Launch partners

Other than Localeze as US data partner, Facebook is also partnering with Gowalla, Foursquare, Booyah and Yelp at launch. Consumers checking-in using one of these four applications will be able to broadcast their structured local information in Facebook as well (and it will appear on the Facebook place pages as well).


Goal/vision

Facebook product managers say they have three goals for Facebook Places:

  1. Share your location
  2. See who in your network of friends is around you
  3. Discover new places.

The long term vision was explained as follow by Facebook representatives: “there are three places that matter: 1) Home, 2) Work, 3) The Third Place. The Third Place, a term coined by urban sociologist Ray Oldenburg, is the places we go, and share lives”.  With Facebook Places, you can now “create stories around places” via local status updates. “Stories are now going to be pinned to physical locations”, the vision is to create a repository of human memories around “places”.

Privacy concerns

Facebook has obviously learned from last December’s debacle when they got Twitter envy and reseted everyone’s privacy settings to public creating a huge fury. For Facebook Places, they default the check-ins to “friends only”, which means only your friends will see your “local” status updates containing a tagged place. Even before trying the service, many people on Facebook and Twitter seem to be freaked out by it (and if you are, you can opt out here by changing the setting on “places I check in”). As I wrote on Twitter this morning, we should try Facebook Places first before we all go crazy. Keep calm, breathe normally… 🙂

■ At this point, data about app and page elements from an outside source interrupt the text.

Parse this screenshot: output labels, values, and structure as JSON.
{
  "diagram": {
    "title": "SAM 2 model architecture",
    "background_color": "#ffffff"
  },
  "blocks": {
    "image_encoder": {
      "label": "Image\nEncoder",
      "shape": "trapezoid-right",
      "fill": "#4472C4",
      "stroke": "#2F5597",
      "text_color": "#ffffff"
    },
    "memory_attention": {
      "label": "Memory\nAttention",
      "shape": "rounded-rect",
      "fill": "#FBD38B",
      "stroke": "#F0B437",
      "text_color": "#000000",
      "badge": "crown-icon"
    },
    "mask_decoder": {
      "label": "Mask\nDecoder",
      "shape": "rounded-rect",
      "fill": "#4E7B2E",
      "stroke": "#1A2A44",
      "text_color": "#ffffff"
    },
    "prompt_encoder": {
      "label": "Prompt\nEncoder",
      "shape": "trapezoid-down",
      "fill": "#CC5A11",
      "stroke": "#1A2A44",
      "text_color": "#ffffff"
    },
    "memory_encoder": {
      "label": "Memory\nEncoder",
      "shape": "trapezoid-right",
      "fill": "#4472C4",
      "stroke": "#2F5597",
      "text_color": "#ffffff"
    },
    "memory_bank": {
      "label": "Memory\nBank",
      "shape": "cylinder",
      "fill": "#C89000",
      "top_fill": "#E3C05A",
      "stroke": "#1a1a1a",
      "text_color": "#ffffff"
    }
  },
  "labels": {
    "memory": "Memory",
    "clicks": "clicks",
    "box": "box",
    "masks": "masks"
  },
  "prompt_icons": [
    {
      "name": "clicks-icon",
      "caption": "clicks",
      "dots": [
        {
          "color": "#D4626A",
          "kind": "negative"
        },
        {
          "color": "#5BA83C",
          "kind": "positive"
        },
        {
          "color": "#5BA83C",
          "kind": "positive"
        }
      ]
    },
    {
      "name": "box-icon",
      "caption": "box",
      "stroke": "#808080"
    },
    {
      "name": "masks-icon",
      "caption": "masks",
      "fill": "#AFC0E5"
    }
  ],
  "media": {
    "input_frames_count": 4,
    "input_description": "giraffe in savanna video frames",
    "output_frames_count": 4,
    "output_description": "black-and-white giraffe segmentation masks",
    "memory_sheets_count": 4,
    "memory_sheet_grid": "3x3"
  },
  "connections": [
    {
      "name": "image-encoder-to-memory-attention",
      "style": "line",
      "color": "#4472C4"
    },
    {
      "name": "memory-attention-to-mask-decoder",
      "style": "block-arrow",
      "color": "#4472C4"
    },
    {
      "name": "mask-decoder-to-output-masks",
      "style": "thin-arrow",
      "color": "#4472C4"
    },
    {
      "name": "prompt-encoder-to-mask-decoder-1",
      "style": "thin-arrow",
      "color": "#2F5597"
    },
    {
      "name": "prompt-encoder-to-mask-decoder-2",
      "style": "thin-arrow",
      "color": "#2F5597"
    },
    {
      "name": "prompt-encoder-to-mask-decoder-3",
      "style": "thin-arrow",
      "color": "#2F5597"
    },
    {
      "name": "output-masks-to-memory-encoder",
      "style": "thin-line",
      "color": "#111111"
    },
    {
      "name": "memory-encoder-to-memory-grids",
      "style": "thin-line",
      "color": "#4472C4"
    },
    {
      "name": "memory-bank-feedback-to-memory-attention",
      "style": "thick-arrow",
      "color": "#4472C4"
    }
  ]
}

For those interested in learning more, you can probably still watch the archived press conference. The Altimeter Group has a good analysis.

What it means: I believe this launch is huge for geolocation/local media space. It has come of age. Four years ago, when I launched this blog to talk about the intersection of local and social, many people didn’t see how these two topics could connect. I think everyone now understands the power of social when mixed with local. Facebook is the place where you aggregate/maintain your core social graph, your friends and colleagues. By introducing a way to easily structure status updates around local places, Facebook becomes the default local conversation engine for local places. I stated yesterday on Twitter that, “with the FB Places launch, we can officially say it: merchant/place reviews are dead. Status updates are the new merchant reviews.” I explained my rationale to Mike Blumenthal this morning:

  • Status updates (or tweets) are easy to do.
  • Many people have stopped blogging because doing short-form messages is so much “easier”, less time-consuming, than a big blog post.
  • I think the same thing will happen to long-form merchant reviews. It’s going to become so much easier to do a quick status update review using Facebook places (and those will accumulate on the Facebook Place page) that a lot of people will migrate from doing reviews on Yelp (or IYPs for that matter) to do them
  • I added that, for me, Facebook Places is not about “check-ins”. It’s about signaling socially your location. It’s about structuring a conversation about a
    local place and anchoring it to the right place.

Facebook Places will change the space forever.